### The task
Check each line of the data for "Labor" and select those that have it.

### Supplied records
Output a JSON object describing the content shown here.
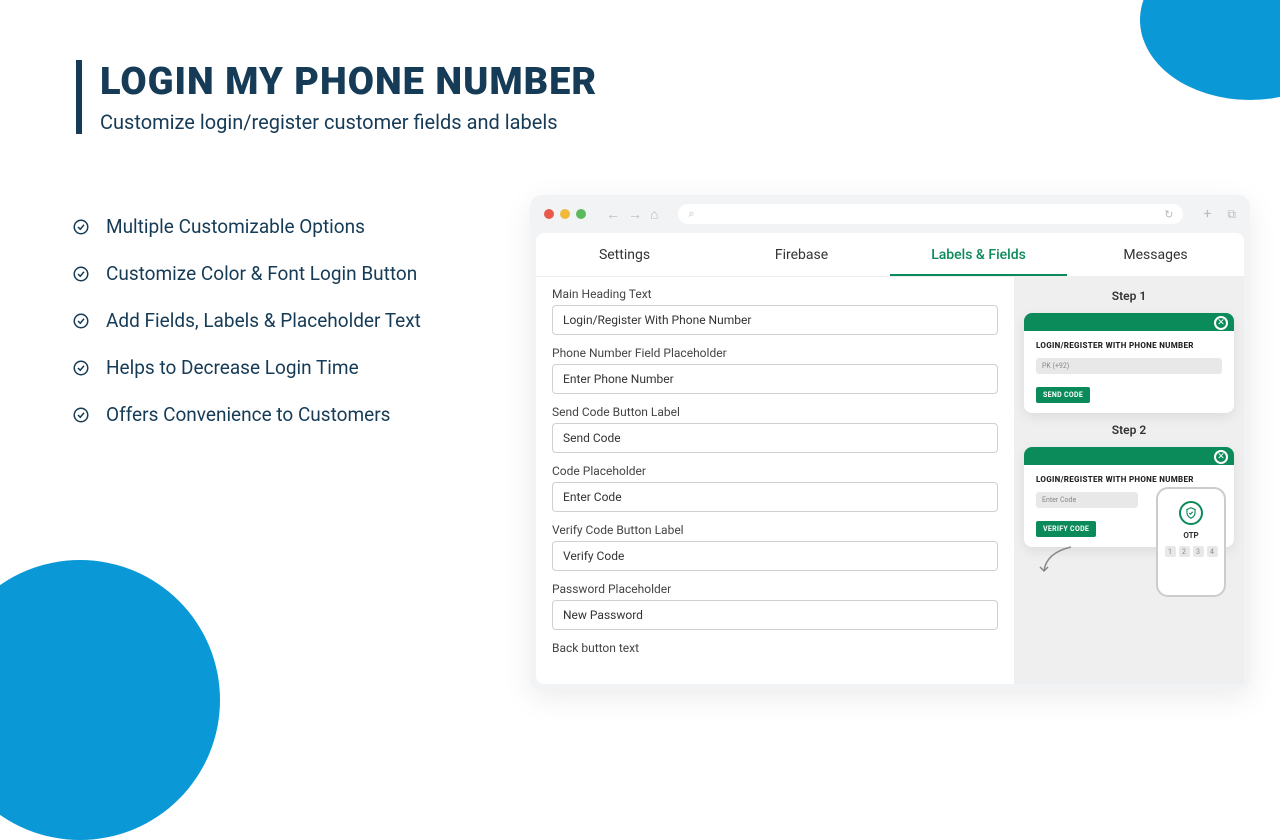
{
  "header": {
    "title": "LOGIN MY PHONE NUMBER",
    "subtitle": "Customize login/register customer fields and labels"
  },
  "features": [
    "Multiple Customizable Options",
    "Customize Color & Font Login Button",
    "Add Fields, Labels & Placeholder Text",
    "Helps to Decrease Login Time",
    "Offers Convenience to Customers"
  ],
  "tabs": [
    "Settings",
    "Firebase",
    "Labels & Fields",
    "Messages"
  ],
  "activeTab": 2,
  "form": [
    {
      "label": "Main Heading Text",
      "value": "Login/Register With Phone Number"
    },
    {
      "label": "Phone Number Field Placeholder",
      "value": "Enter Phone Number"
    },
    {
      "label": "Send Code Button Label",
      "value": "Send Code"
    },
    {
      "label": "Code Placeholder",
      "value": "Enter Code"
    },
    {
      "label": "Verify Code Button Label",
      "value": "Verify Code"
    },
    {
      "label": "Password Placeholder",
      "value": "New Password"
    },
    {
      "label": "Back button text",
      "value": ""
    }
  ],
  "preview": {
    "step1": {
      "label": "Step 1",
      "title": "LOGIN/REGISTER WITH PHONE NUMBER",
      "field": "PK (+92)",
      "button": "SEND CODE"
    },
    "step2": {
      "label": "Step 2",
      "title": "LOGIN/REGISTER WITH PHONE NUMBER",
      "field": "Enter Code",
      "button": "VERIFY CODE",
      "otpLabel": "OTP",
      "otp": [
        "1",
        "2",
        "3",
        "4"
      ]
    }
  },
  "colors": {
    "accent": "#0b8a5a",
    "brand": "#163b56",
    "blue": "#0a99d6"
  }
}
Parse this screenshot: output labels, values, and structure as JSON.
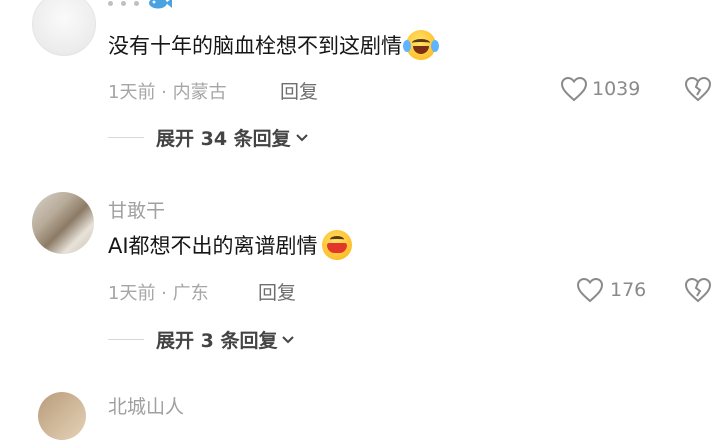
{
  "comments": [
    {
      "text": "没有十年的脑血栓想不到这剧情",
      "emoji": "rolling-laughing-emoji",
      "time_location": "1天前 · 内蒙古",
      "reply_label": "回复",
      "likes": "1039",
      "expand_label": "展开 34 条回复"
    },
    {
      "username": "甘敢干",
      "text": "AI都想不出的离谱剧情",
      "emoji": "grinning-squint-emoji",
      "time_location": "1天前 · 广东",
      "reply_label": "回复",
      "likes": "176",
      "expand_label": "展开 3 条回复"
    },
    {
      "username": "北城山人"
    }
  ],
  "colors": {
    "background": "#ffffff",
    "text": "#161616",
    "muted": "#a6a6a6"
  }
}
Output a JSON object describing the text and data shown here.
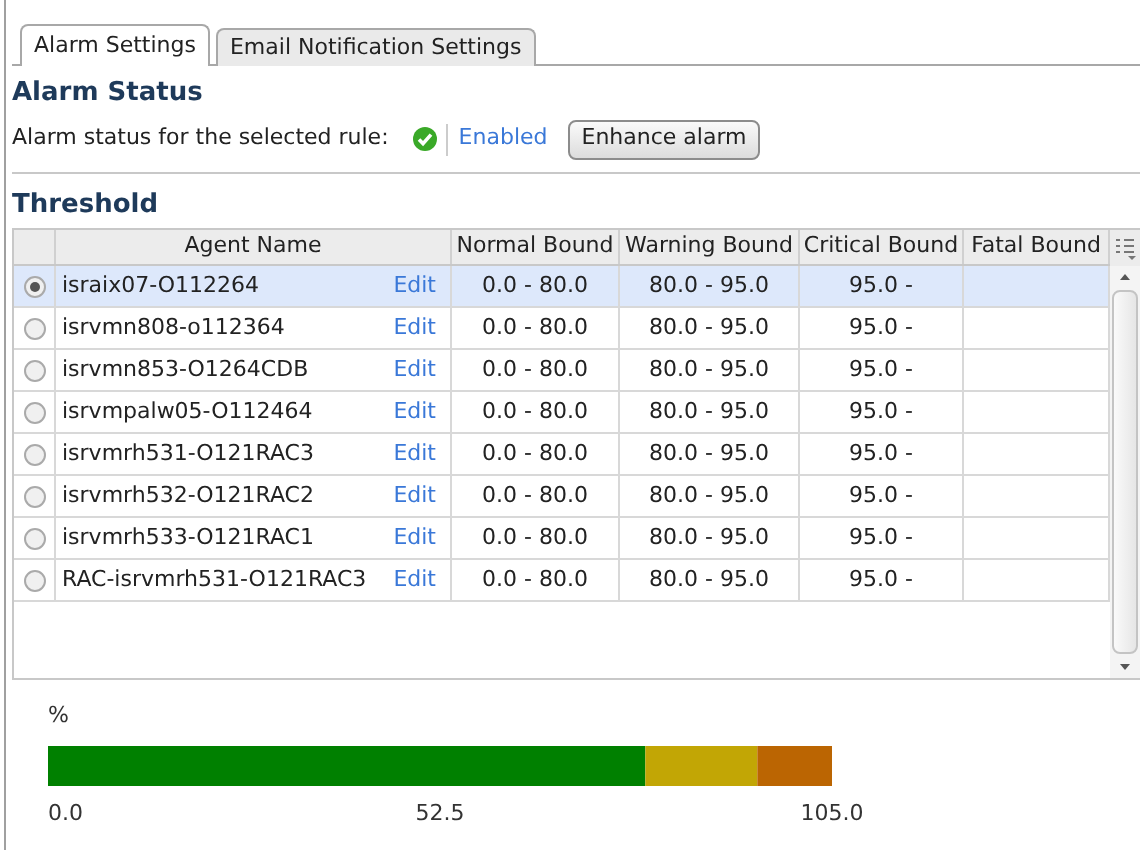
{
  "tabs": [
    {
      "label": "Alarm Settings",
      "selected": true
    },
    {
      "label": "Email Notification Settings",
      "selected": false
    }
  ],
  "alarm_status": {
    "heading": "Alarm Status",
    "label": "Alarm status for the selected rule:",
    "enabled": true,
    "status_link": "Enabled",
    "button": "Enhance alarm"
  },
  "threshold": {
    "heading": "Threshold",
    "table": {
      "columns": [
        "Agent Name",
        "Normal Bound",
        "Warning Bound",
        "Critical Bound",
        "Fatal Bound"
      ],
      "rows": [
        {
          "selected": true,
          "agent": "israix07-O112264",
          "edit": "Edit",
          "normal": "0.0 - 80.0",
          "warning": "80.0 - 95.0",
          "critical": "95.0 -"
        },
        {
          "selected": false,
          "agent": "isrvmn808-o112364",
          "edit": "Edit",
          "normal": "0.0 - 80.0",
          "warning": "80.0 - 95.0",
          "critical": "95.0 -"
        },
        {
          "selected": false,
          "agent": "isrvmn853-O1264CDB",
          "edit": "Edit",
          "normal": "0.0 - 80.0",
          "warning": "80.0 - 95.0",
          "critical": "95.0 -"
        },
        {
          "selected": false,
          "agent": "isrvmpalw05-O112464",
          "edit": "Edit",
          "normal": "0.0 - 80.0",
          "warning": "80.0 - 95.0",
          "critical": "95.0 -"
        },
        {
          "selected": false,
          "agent": "isrvmrh531-O121RAC3",
          "edit": "Edit",
          "normal": "0.0 - 80.0",
          "warning": "80.0 - 95.0",
          "critical": "95.0 -"
        },
        {
          "selected": false,
          "agent": "isrvmrh532-O121RAC2",
          "edit": "Edit",
          "normal": "0.0 - 80.0",
          "warning": "80.0 - 95.0",
          "critical": "95.0 -"
        },
        {
          "selected": false,
          "agent": "isrvmrh533-O121RAC1",
          "edit": "Edit",
          "normal": "0.0 - 80.0",
          "warning": "80.0 - 95.0",
          "critical": "95.0 -"
        },
        {
          "selected": false,
          "agent": "RAC-isrvmrh531-O121RAC3",
          "edit": "Edit",
          "normal": "0.0 - 80.0",
          "warning": "80.0 - 95.0",
          "critical": "95.0 -"
        }
      ]
    },
    "chart_data": {
      "type": "bar",
      "orientation": "horizontal",
      "stacked": true,
      "title": "%",
      "series": [
        {
          "color": "#008000",
          "values": [
            80
          ]
        },
        {
          "color": "#c2a605",
          "values": [
            15
          ]
        },
        {
          "color": "#bb6502",
          "values": [
            10
          ]
        }
      ],
      "xlim": [
        0,
        105
      ],
      "xticks": [
        {
          "value": 0,
          "label": "0.0"
        },
        {
          "value": 52.5,
          "label": "52.5"
        },
        {
          "value": 105,
          "label": "105.0"
        }
      ]
    }
  }
}
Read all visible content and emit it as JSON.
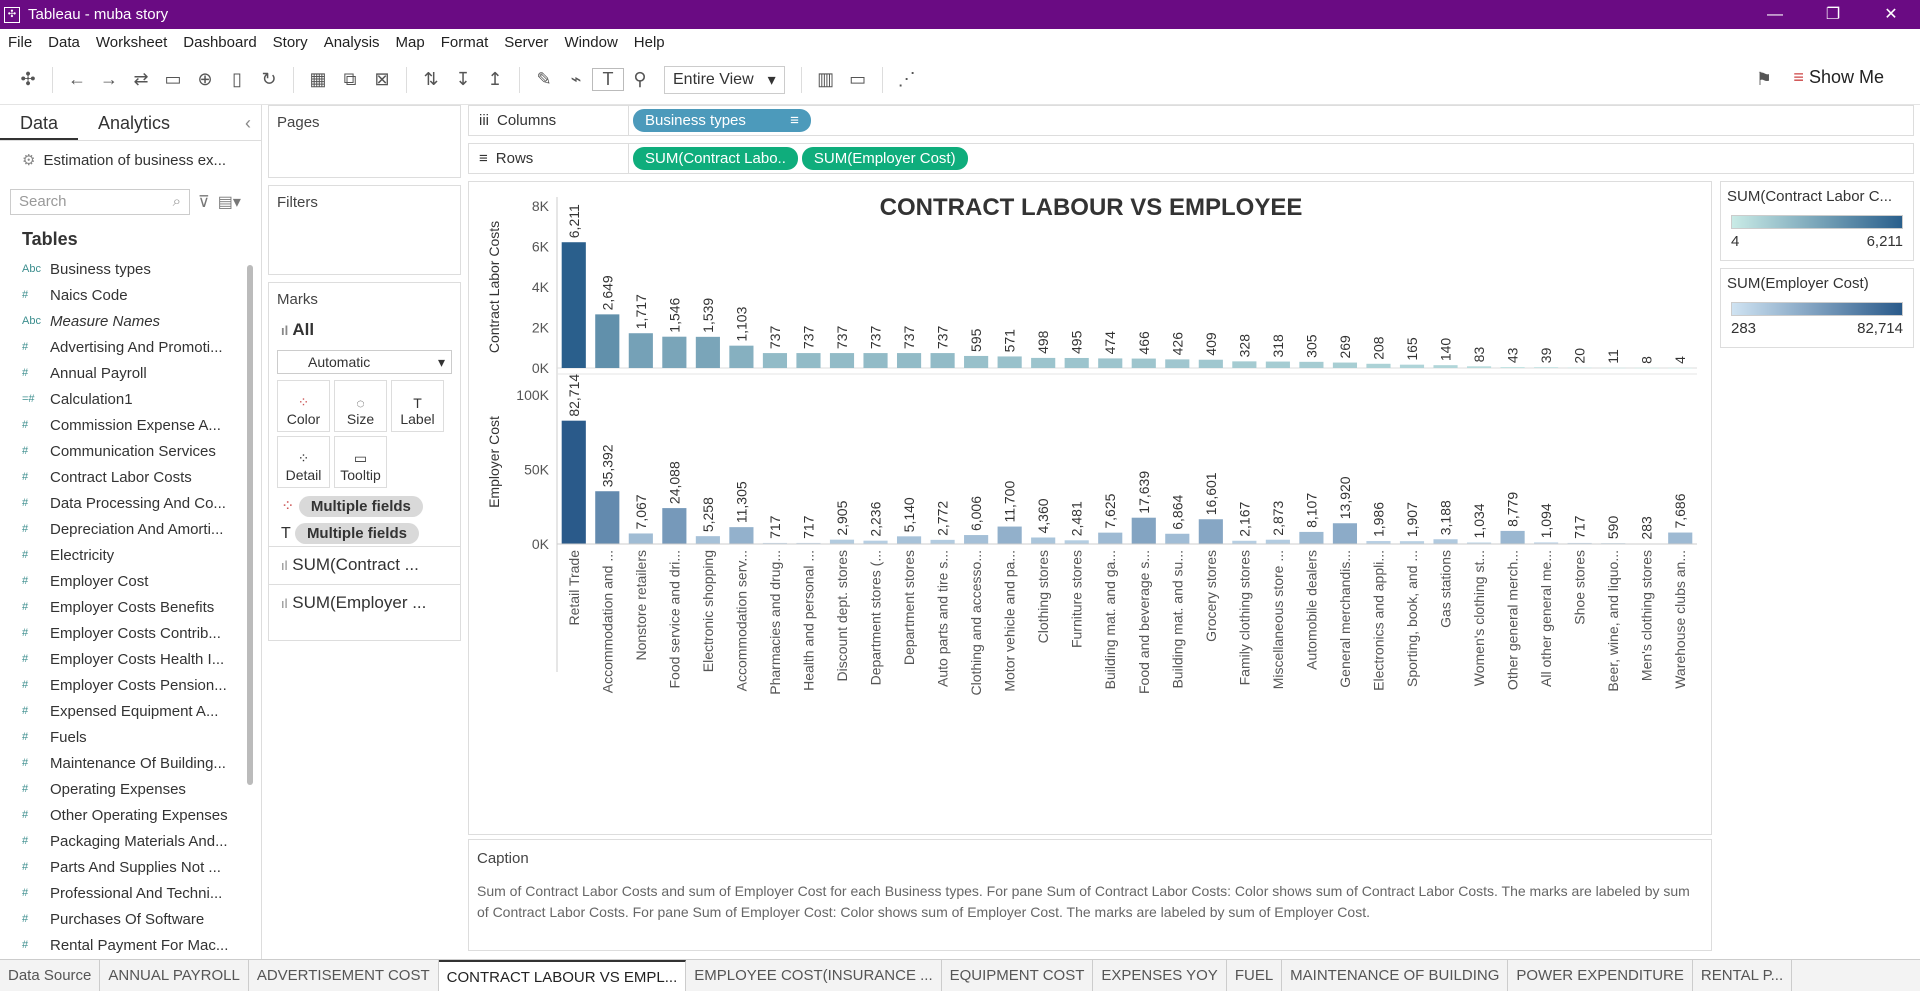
{
  "window": {
    "title": "Tableau - muba story"
  },
  "menu": [
    "File",
    "Data",
    "Worksheet",
    "Dashboard",
    "Story",
    "Analysis",
    "Map",
    "Format",
    "Server",
    "Window",
    "Help"
  ],
  "toolbar": {
    "fit": "Entire View",
    "showme": "Show Me"
  },
  "left": {
    "tabs": [
      "Data",
      "Analytics"
    ],
    "datasource": "Estimation of business ex...",
    "search_placeholder": "Search",
    "tables_heading": "Tables",
    "fields": [
      {
        "icon": "Abc",
        "label": "Business types"
      },
      {
        "icon": "#",
        "label": "Naics Code"
      },
      {
        "icon": "Abc",
        "label": "Measure Names",
        "italic": true
      },
      {
        "icon": "#",
        "label": "Advertising And Promoti..."
      },
      {
        "icon": "#",
        "label": "Annual Payroll"
      },
      {
        "icon": "=#",
        "label": "Calculation1"
      },
      {
        "icon": "#",
        "label": "Commission Expense A..."
      },
      {
        "icon": "#",
        "label": "Communication Services"
      },
      {
        "icon": "#",
        "label": "Contract Labor Costs"
      },
      {
        "icon": "#",
        "label": "Data Processing And Co..."
      },
      {
        "icon": "#",
        "label": "Depreciation And Amorti..."
      },
      {
        "icon": "#",
        "label": "Electricity"
      },
      {
        "icon": "#",
        "label": "Employer Cost"
      },
      {
        "icon": "#",
        "label": "Employer Costs Benefits"
      },
      {
        "icon": "#",
        "label": "Employer Costs Contrib..."
      },
      {
        "icon": "#",
        "label": "Employer Costs Health I..."
      },
      {
        "icon": "#",
        "label": "Employer Costs Pension..."
      },
      {
        "icon": "#",
        "label": "Expensed Equipment A..."
      },
      {
        "icon": "#",
        "label": "Fuels"
      },
      {
        "icon": "#",
        "label": "Maintenance Of Building..."
      },
      {
        "icon": "#",
        "label": "Operating Expenses"
      },
      {
        "icon": "#",
        "label": "Other Operating Expenses"
      },
      {
        "icon": "#",
        "label": "Packaging Materials And..."
      },
      {
        "icon": "#",
        "label": "Parts And Supplies Not ..."
      },
      {
        "icon": "#",
        "label": "Professional And Techni..."
      },
      {
        "icon": "#",
        "label": "Purchases Of Software"
      },
      {
        "icon": "#",
        "label": "Rental Payment For Mac..."
      }
    ]
  },
  "cards": {
    "pages": "Pages",
    "filters": "Filters",
    "marks": "Marks",
    "all": "All",
    "automatic": "Automatic",
    "buttons": [
      "Color",
      "Size",
      "Label",
      "Detail",
      "Tooltip"
    ],
    "multi": "Multiple fields",
    "measure1": "SUM(Contract ...",
    "measure2": "SUM(Employer ..."
  },
  "shelves": {
    "columns": "Columns",
    "rows": "Rows",
    "col_pill": "Business types",
    "row_pill1": "SUM(Contract Labo..",
    "row_pill2": "SUM(Employer Cost)"
  },
  "legends": [
    {
      "title": "SUM(Contract Labor C...",
      "min": "4",
      "max": "6,211",
      "c1": "#c9ebe6",
      "c2": "#2a5f8c"
    },
    {
      "title": "SUM(Employer Cost)",
      "min": "283",
      "max": "82,714",
      "c1": "#cfe3f2",
      "c2": "#2a5a8a"
    }
  ],
  "caption": {
    "title": "Caption",
    "text": "Sum of Contract Labor Costs and sum of Employer Cost for each Business types.  For pane Sum of Contract Labor Costs:  Color shows sum of Contract Labor Costs.  The marks are labeled by sum of Contract Labor Costs.  For pane Sum of Employer Cost:  Color shows sum of Employer Cost.  The marks are labeled by sum of Employer Cost."
  },
  "sheets": [
    "Data Source",
    "ANNUAL PAYROLL",
    "ADVERTISEMENT COST",
    "CONTRACT LABOUR VS EMPL...",
    "EMPLOYEE COST(INSURANCE ...",
    "EQUIPMENT COST",
    "EXPENSES YOY",
    "FUEL",
    "MAINTENANCE OF BUILDING",
    "POWER EXPENDITURE",
    "RENTAL P..."
  ],
  "chart_data": {
    "type": "bar",
    "title": "CONTRACT LABOUR VS EMPLOYEE",
    "categories": [
      "Retail Trade",
      "Accommodation and ...",
      "Nonstore retailers",
      "Food service and dri...",
      "Electronic shopping",
      "Accommodation serv...",
      "Pharmacies and drug...",
      "Health and personal ...",
      "Discount dept. stores",
      "Department stores (...",
      "Department stores",
      "Auto parts and tire s...",
      "Clothing and accesso...",
      "Motor vehicle and pa...",
      "Clothing stores",
      "Furniture stores",
      "Building mat. and ga...",
      "Food and beverage s...",
      "Building mat. and su...",
      "Grocery stores",
      "Family clothing stores",
      "Miscellaneous store ...",
      "Automobile dealers",
      "General merchandis...",
      "Electronics and appli...",
      "Sporting, book, and ...",
      "Gas stations",
      "Women's clothing st...",
      "Other general merch...",
      "All other general me...",
      "Shoe stores",
      "Beer, wine, and liquo...",
      "Men's clothing stores",
      "Warehouse clubs an..."
    ],
    "series": [
      {
        "name": "Contract Labor Costs",
        "axis_label": "Contract Labor Costs",
        "ylim": [
          0,
          8000
        ],
        "ticks": [
          "0K",
          "2K",
          "4K",
          "6K",
          "8K"
        ],
        "values": [
          6211,
          2649,
          1717,
          1546,
          1539,
          1103,
          737,
          737,
          737,
          737,
          737,
          737,
          595,
          571,
          498,
          495,
          474,
          466,
          426,
          409,
          328,
          318,
          305,
          269,
          208,
          165,
          140,
          83,
          43,
          39,
          20,
          11,
          8,
          4
        ],
        "labels": [
          "6,211",
          "2,649",
          "1,717",
          "1,546",
          "1,539",
          "1,103",
          "737",
          "737",
          "737",
          "737",
          "737",
          "737",
          "595",
          "571",
          "498",
          "495",
          "474",
          "466",
          "426",
          "409",
          "328",
          "318",
          "305",
          "269",
          "208",
          "165",
          "140",
          "83",
          "43",
          "39",
          "20",
          "11",
          "8",
          "4"
        ]
      },
      {
        "name": "Employer Cost",
        "axis_label": "Employer Cost",
        "ylim": [
          0,
          110000
        ],
        "ticks": [
          "0K",
          "50K",
          "100K"
        ],
        "values": [
          82714,
          35392,
          7067,
          24088,
          5258,
          11305,
          717,
          717,
          2905,
          2236,
          5140,
          2772,
          6006,
          11700,
          4360,
          2481,
          7625,
          17639,
          6864,
          16601,
          2167,
          2873,
          8107,
          13920,
          1986,
          1907,
          3188,
          1034,
          8779,
          1094,
          717,
          590,
          283,
          7686
        ],
        "labels": [
          "82,714",
          "35,392",
          "7,067",
          "24,088",
          "5,258",
          "11,305",
          "717",
          "717",
          "2,905",
          "2,236",
          "5,140",
          "2,772",
          "6,006",
          "11,700",
          "4,360",
          "2,481",
          "7,625",
          "17,639",
          "6,864",
          "16,601",
          "2,167",
          "2,873",
          "8,107",
          "13,920",
          "1,986",
          "1,907",
          "3,188",
          "1,034",
          "8,779",
          "1,094",
          "717",
          "590",
          "283",
          "7,686"
        ]
      }
    ]
  }
}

### Answer to this task
        "label": "Contract Labor Costs"
      "title": "SUM(Contract Labor C...",
    "text": "Sum of Contract Labor Costs and sum of Employer Cost for each Business types.  For pane Sum of Contract Labor Costs:  Color shows sum of Contract Labor Costs.  The marks are labeled by sum of Contract Labor Costs.  For pane Sum of Employer Cost:  Color shows sum of Employer Cost.  The marks are labeled by sum of Employer Cost."
        "name": "Contract Labor Costs",
        "axis_label": "Contract Labor Costs",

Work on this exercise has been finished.